The PN is in overdrive with proposals that can dispel the perception that it is a negative party. But with Labour’s wide advantage in the polls, voters are likely to dismiss its proposals as a desperate attempt to win votes: in this sense the polls are the party’s greatest enemy. It is no surprise that on Sunday Grech conjured the spectre of a ‘silent majority’ which is wary of declaring its support for the PN in surveys but would do so on election day. There is no historic precedent for a party trailing in the polls by such a wide margin, to win an election. The PN can only offer a stronger opposition to keep Labour on its heels.

Grech cannot properly articulate the most convincing reason for voting PN: clipping Labour’s wings

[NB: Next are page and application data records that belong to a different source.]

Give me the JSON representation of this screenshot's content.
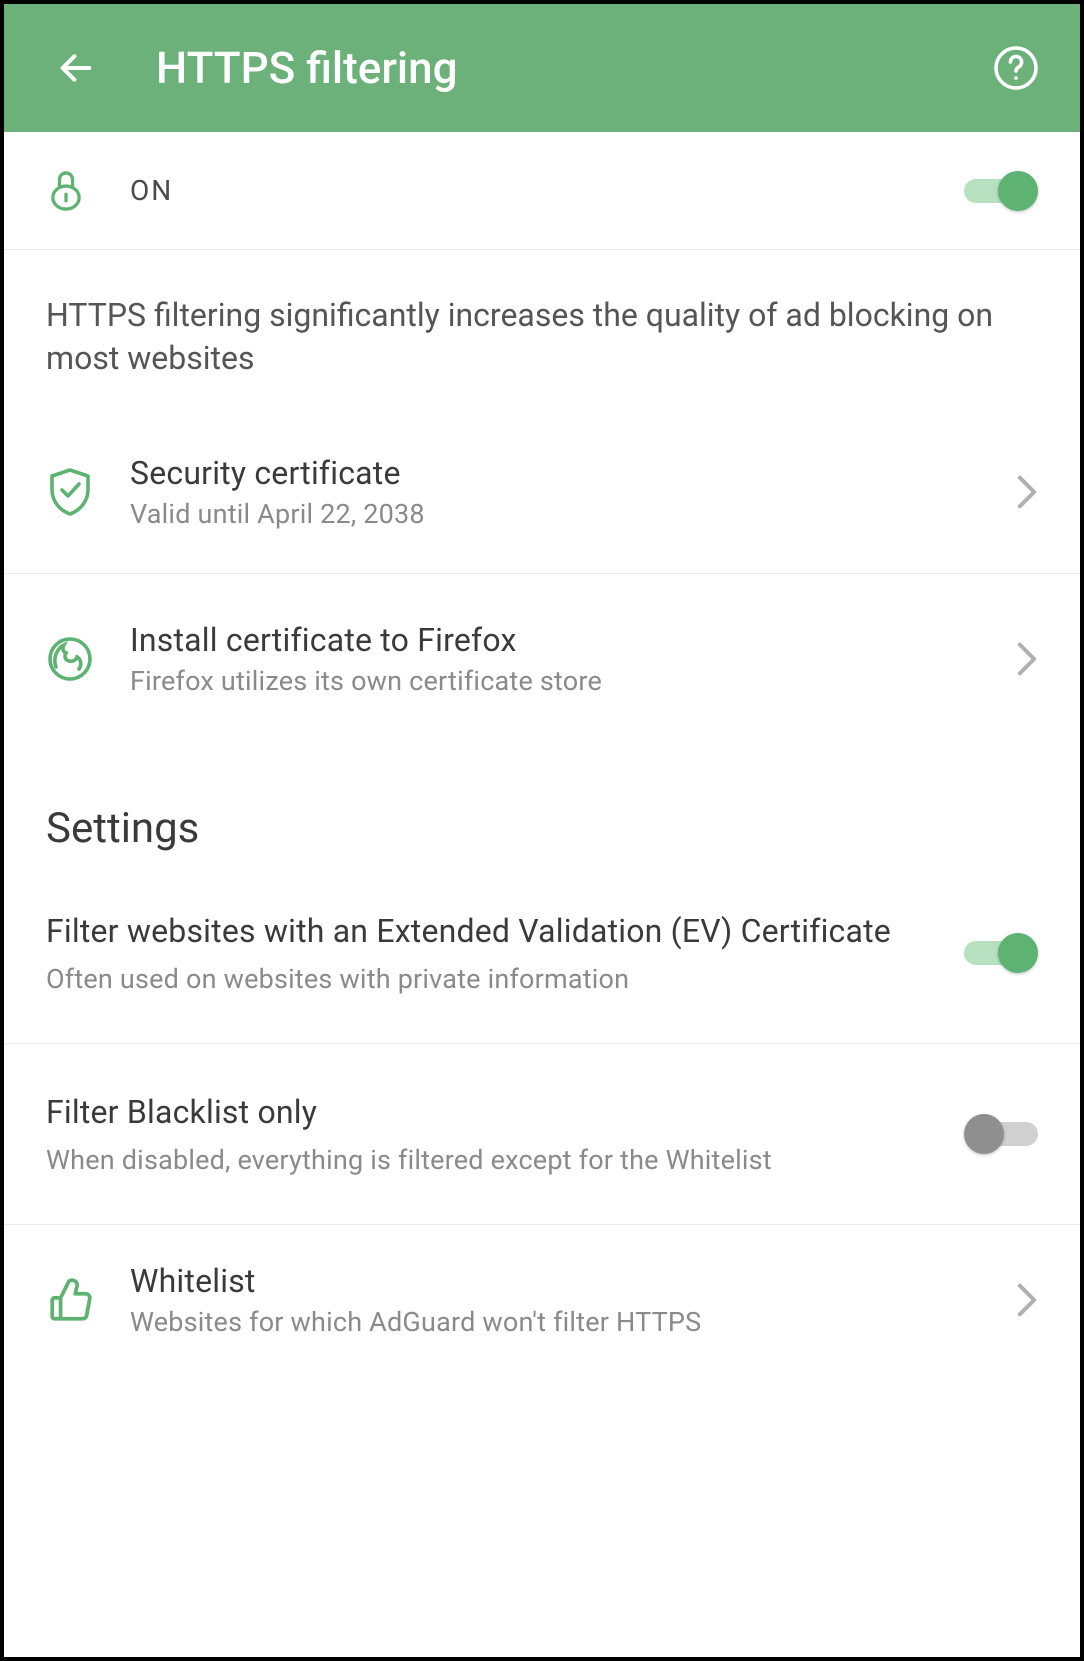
{
  "header": {
    "title": "HTTPS filtering"
  },
  "main": {
    "status_label": "ON",
    "status_on": true,
    "description": "HTTPS filtering significantly increases the quality of ad blocking on most websites",
    "certificate": {
      "title": "Security certificate",
      "subtitle": "Valid until April 22, 2038"
    },
    "firefox": {
      "title": "Install certificate to Firefox",
      "subtitle": "Firefox utilizes its own certificate store"
    }
  },
  "settings": {
    "header": "Settings",
    "ev": {
      "title": "Filter websites with an Extended Validation (EV) Certificate",
      "subtitle": "Often used on websites with private information",
      "on": true
    },
    "blacklist": {
      "title": "Filter Blacklist only",
      "subtitle": "When disabled, everything is filtered except for the Whitelist",
      "on": false
    },
    "whitelist": {
      "title": "Whitelist",
      "subtitle": "Websites for which AdGuard won't filter HTTPS"
    }
  },
  "colors": {
    "accent": "#6cb07a",
    "accent_dark": "#5eb272"
  }
}
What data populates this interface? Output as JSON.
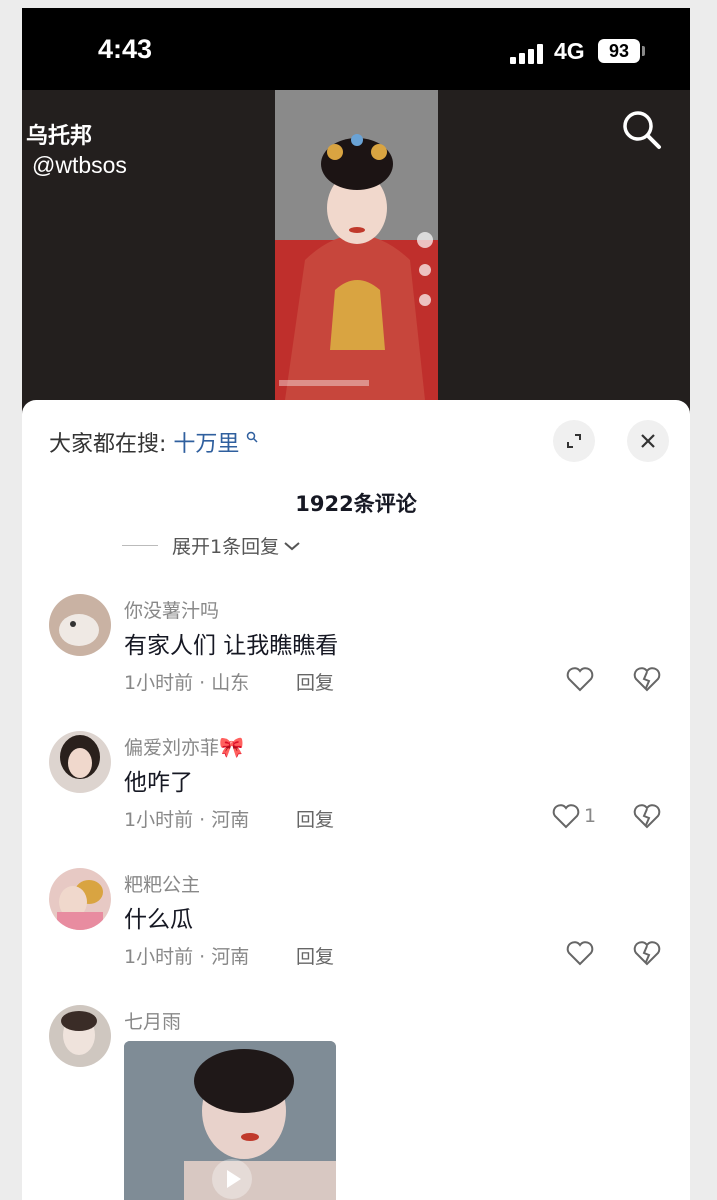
{
  "status_bar": {
    "time": "4:43",
    "network": "4G",
    "battery": "93"
  },
  "watermark": {
    "name": "乌托邦",
    "handle": "@wtbsos"
  },
  "sheet": {
    "hot_search_prefix": "大家都在搜:",
    "hot_search_keyword": "十万里",
    "comments_count": "1922条评论",
    "expand_replies": "展开1条回复"
  },
  "comments": [
    {
      "user": "你没薯汁吗",
      "text": "有家人们 让我瞧瞧看",
      "meta": "1小时前 · 山东",
      "reply": "回复",
      "likes": ""
    },
    {
      "user": "偏爱刘亦菲",
      "text": "他咋了",
      "meta": "1小时前 · 河南",
      "reply": "回复",
      "likes": "1"
    },
    {
      "user": "粑粑公主",
      "text": "什么瓜",
      "meta": "1小时前 · 河南",
      "reply": "回复",
      "likes": ""
    },
    {
      "user": "七月雨",
      "text": "",
      "meta": "",
      "reply": "",
      "likes": ""
    }
  ],
  "icons": {
    "search": "search-icon",
    "expand": "expand-icon",
    "close": "close-icon",
    "like": "heart-icon",
    "dislike": "broken-heart-icon",
    "play": "play-icon",
    "bow": "pink-bow-icon"
  },
  "colors": {
    "accent": "#2f5f9e",
    "muted_text": "#888888",
    "sheet_bg": "#ffffff"
  }
}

What is at stake in the next election is not whether Labour remains in power, but whether it will win with the same or an even greater margin than last time.

The latter prospect is very likely even if undesirable to voters who fear Labour’s hubris and omnipotence. Most seem to think Labour is the better option, but many others would like a strong opposition that keeps Labour on its heels. A trouncing for the PN in the next election would not only diminish the chances of a change in government in 2027, but could even throw the opposition into a long period of chaos.

Grech cannot afford admitting that he has no chance of winning the next election, which is why he needs to conjure up an improbable silent majority to defy survey predictions. The situation is indeed paradoxical for Grech: he would sound ridiculous if hopeful of a victory, and perceived a loser if he admits what everybody already knows.

Perhaps being realistic and inviting the electorate to invest in a stronger and regenerated opposition, which can be in government in 2027, could well be the most honest strategy than selling an unrealisable dream.